BEGIN Data for the task

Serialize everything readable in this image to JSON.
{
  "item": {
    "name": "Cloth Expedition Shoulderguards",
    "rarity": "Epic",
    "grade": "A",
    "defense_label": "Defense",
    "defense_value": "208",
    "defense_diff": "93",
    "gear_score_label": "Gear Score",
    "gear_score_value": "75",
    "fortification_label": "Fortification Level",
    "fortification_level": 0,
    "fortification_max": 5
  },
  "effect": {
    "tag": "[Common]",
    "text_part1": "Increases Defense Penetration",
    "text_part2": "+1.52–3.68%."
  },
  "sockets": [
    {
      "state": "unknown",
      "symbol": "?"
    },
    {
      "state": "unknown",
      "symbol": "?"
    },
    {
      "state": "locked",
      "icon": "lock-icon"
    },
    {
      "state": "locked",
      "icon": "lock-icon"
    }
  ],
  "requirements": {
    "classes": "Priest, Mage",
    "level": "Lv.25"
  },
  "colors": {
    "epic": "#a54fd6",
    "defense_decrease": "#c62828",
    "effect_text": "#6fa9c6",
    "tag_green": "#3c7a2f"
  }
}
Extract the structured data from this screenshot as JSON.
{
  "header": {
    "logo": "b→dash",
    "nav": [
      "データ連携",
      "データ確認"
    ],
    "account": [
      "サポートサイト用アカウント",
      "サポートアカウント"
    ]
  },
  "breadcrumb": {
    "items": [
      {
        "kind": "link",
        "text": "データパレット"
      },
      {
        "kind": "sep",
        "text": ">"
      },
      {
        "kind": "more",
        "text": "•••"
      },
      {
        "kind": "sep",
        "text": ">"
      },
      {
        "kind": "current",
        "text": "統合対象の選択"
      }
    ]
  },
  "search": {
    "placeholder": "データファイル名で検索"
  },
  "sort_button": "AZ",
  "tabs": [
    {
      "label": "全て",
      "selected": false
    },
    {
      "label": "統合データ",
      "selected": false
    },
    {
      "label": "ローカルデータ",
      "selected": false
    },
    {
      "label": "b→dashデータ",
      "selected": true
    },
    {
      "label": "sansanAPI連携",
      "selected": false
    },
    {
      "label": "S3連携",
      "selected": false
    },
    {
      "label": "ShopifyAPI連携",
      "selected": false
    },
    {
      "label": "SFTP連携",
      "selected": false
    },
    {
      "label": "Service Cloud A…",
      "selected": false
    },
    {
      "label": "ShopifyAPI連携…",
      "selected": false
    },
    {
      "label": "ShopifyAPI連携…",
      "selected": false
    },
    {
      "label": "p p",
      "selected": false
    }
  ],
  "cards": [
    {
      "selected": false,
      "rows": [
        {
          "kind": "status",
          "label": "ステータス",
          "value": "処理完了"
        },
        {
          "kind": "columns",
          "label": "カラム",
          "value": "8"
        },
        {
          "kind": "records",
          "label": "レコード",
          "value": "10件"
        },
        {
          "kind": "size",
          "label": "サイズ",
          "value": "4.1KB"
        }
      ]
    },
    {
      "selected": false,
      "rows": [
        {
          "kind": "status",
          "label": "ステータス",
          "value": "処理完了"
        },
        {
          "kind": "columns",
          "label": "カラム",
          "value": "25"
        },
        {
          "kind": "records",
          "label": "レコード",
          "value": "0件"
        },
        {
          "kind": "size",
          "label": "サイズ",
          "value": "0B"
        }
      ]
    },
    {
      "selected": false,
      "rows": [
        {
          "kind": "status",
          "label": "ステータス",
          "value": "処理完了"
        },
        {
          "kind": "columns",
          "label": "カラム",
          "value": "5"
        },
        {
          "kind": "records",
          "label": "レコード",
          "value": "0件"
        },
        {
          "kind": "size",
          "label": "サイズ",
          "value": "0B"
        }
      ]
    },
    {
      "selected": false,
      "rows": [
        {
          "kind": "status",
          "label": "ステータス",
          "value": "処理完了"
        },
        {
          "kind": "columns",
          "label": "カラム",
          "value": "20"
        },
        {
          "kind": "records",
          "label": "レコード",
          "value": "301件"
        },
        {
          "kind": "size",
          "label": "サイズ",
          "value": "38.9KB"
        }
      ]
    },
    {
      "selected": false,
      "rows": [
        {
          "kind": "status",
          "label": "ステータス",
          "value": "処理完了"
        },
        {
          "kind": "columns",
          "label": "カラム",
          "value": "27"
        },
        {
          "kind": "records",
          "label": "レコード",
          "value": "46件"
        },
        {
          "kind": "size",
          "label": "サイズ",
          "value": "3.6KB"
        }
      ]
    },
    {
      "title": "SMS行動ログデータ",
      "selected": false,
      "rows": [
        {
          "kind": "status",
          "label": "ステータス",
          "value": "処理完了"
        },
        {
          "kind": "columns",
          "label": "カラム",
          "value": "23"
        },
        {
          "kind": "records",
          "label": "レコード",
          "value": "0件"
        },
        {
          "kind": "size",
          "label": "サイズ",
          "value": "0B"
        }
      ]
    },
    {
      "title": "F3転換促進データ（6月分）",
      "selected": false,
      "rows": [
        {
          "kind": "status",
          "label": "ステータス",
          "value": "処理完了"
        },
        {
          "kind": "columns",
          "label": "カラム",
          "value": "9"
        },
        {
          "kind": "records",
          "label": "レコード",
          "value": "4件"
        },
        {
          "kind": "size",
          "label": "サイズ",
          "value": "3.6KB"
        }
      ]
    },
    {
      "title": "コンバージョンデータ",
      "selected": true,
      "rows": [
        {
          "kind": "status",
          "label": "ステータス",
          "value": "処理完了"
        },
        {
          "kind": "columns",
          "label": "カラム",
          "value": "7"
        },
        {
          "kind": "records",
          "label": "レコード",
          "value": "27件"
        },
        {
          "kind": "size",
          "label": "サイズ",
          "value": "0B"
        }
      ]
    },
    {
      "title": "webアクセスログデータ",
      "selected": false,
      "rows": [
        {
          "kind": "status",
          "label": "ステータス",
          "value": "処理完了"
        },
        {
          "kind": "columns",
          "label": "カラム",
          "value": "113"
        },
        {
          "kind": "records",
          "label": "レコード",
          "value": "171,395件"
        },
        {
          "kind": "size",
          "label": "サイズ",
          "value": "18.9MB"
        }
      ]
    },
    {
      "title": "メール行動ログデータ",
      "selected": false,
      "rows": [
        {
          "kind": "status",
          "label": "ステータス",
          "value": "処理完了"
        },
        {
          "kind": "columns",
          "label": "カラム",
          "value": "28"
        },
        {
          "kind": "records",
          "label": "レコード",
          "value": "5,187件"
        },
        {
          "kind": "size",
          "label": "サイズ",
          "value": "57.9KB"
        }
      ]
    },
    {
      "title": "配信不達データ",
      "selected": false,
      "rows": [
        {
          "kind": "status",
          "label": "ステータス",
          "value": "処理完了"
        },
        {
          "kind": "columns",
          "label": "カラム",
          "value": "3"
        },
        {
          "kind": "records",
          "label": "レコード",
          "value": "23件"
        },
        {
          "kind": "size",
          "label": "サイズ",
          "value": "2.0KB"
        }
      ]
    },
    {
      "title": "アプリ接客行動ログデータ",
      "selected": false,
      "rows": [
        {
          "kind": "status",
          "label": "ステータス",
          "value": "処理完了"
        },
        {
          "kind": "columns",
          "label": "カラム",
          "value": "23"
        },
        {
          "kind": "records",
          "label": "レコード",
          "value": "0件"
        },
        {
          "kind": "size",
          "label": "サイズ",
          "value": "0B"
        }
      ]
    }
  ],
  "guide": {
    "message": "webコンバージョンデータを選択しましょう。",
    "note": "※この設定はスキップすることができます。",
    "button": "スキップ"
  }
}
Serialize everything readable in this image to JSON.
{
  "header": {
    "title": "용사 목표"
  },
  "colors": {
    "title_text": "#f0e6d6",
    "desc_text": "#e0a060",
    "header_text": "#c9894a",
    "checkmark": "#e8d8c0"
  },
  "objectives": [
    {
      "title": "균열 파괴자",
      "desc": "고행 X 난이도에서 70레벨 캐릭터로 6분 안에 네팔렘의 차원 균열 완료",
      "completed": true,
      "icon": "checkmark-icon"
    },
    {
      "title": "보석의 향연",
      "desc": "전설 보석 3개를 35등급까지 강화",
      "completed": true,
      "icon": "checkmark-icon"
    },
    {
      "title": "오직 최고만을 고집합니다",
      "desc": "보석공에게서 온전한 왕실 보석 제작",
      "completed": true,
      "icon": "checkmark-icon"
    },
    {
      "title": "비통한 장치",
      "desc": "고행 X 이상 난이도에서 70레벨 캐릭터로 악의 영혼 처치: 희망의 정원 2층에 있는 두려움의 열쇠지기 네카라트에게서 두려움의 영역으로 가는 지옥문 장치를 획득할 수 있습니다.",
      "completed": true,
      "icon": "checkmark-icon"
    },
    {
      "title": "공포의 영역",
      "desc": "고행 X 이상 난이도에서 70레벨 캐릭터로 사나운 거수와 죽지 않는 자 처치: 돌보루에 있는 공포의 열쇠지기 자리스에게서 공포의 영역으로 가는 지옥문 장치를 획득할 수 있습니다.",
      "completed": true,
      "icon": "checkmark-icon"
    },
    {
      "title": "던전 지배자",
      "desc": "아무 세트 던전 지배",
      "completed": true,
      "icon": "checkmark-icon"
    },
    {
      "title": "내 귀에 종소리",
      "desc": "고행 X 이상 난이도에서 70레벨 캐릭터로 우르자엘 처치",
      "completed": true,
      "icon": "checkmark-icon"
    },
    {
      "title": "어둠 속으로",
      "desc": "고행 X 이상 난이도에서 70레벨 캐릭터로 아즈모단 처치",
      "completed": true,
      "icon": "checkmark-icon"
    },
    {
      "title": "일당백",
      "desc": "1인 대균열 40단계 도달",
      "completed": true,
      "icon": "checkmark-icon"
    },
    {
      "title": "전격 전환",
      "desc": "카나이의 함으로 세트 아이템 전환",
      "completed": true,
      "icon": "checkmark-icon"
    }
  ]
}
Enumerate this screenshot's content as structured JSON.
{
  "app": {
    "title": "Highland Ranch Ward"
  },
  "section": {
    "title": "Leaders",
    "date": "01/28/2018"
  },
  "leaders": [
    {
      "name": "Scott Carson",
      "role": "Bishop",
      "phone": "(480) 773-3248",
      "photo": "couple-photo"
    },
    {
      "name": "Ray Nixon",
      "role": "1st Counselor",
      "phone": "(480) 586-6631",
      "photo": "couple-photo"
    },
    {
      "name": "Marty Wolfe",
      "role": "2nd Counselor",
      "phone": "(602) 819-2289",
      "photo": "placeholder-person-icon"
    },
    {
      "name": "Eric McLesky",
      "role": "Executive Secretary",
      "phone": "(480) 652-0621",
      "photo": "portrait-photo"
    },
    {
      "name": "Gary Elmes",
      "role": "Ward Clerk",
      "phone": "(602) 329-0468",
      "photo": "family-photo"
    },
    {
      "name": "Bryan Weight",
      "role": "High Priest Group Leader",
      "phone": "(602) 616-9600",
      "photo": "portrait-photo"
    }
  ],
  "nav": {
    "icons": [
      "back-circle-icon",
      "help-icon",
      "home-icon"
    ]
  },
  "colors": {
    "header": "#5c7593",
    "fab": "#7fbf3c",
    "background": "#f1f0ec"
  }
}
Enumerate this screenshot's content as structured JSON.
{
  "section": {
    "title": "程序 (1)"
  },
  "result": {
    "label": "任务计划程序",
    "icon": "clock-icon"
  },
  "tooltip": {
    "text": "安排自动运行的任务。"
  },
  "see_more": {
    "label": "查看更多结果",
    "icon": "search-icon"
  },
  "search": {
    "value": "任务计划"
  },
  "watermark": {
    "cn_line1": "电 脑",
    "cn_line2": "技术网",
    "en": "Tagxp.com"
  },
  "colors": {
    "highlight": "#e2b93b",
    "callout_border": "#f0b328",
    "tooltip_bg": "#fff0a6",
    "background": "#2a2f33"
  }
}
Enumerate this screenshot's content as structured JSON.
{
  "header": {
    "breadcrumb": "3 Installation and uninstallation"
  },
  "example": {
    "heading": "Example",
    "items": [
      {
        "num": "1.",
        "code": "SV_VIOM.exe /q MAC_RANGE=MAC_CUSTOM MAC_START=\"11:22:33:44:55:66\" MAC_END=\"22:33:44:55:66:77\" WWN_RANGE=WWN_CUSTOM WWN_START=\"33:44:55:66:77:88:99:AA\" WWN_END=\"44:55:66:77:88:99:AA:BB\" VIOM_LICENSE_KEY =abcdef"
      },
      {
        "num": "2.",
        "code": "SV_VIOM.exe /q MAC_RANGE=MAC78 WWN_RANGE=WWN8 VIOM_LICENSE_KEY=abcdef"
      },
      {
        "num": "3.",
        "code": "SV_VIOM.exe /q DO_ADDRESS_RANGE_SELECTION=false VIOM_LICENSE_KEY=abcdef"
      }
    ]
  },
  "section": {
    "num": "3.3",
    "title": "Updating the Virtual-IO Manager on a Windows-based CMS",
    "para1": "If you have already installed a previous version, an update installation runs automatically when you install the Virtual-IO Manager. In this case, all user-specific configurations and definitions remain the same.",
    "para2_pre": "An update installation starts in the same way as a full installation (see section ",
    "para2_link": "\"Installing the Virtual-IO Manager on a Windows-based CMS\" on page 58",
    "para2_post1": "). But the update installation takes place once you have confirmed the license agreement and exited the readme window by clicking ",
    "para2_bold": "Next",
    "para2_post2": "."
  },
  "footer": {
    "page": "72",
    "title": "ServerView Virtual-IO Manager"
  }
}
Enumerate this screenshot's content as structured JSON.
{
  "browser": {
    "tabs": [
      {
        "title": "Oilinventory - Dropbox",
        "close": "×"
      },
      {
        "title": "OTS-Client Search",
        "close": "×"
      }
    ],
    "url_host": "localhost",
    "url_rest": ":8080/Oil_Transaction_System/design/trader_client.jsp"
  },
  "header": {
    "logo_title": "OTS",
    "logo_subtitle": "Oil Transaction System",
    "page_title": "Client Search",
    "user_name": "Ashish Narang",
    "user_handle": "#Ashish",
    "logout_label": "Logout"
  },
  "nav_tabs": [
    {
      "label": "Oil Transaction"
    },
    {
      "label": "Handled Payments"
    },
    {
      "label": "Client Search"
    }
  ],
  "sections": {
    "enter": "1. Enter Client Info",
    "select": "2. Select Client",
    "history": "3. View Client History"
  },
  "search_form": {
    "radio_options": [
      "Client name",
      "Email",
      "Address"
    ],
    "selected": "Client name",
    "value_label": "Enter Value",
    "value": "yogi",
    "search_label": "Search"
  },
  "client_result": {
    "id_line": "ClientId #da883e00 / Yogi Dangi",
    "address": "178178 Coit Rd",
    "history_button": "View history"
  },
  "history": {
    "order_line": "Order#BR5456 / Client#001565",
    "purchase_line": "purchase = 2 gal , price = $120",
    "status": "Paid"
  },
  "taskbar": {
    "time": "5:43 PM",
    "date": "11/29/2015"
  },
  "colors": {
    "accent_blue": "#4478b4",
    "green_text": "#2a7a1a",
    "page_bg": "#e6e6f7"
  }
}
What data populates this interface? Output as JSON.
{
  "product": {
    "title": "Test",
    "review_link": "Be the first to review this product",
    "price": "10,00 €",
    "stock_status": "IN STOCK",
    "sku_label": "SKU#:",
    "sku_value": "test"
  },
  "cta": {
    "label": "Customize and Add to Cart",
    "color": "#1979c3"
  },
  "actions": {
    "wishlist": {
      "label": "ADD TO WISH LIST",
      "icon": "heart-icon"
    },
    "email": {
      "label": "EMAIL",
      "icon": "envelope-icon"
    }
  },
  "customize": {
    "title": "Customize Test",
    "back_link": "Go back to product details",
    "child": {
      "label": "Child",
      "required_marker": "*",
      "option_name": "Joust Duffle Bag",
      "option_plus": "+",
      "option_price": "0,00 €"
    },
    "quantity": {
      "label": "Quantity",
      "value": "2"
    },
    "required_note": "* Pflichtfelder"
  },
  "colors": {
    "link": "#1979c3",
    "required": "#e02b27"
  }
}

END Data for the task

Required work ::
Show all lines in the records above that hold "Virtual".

Expected answer ::
    "title": "Updating the Virtual-IO Manager on a Windows-based CMS",
    "para1": "If you have already installed a previous version, an update installation runs automatically when you install the Virtual-IO Manager. In this case, all user-specific configurations and definitions remain the same.",
    "para2_link": "\"Installing the Virtual-IO Manager on a Windows-based CMS\" on page 58",
    "title": "ServerView Virtual-IO Manager"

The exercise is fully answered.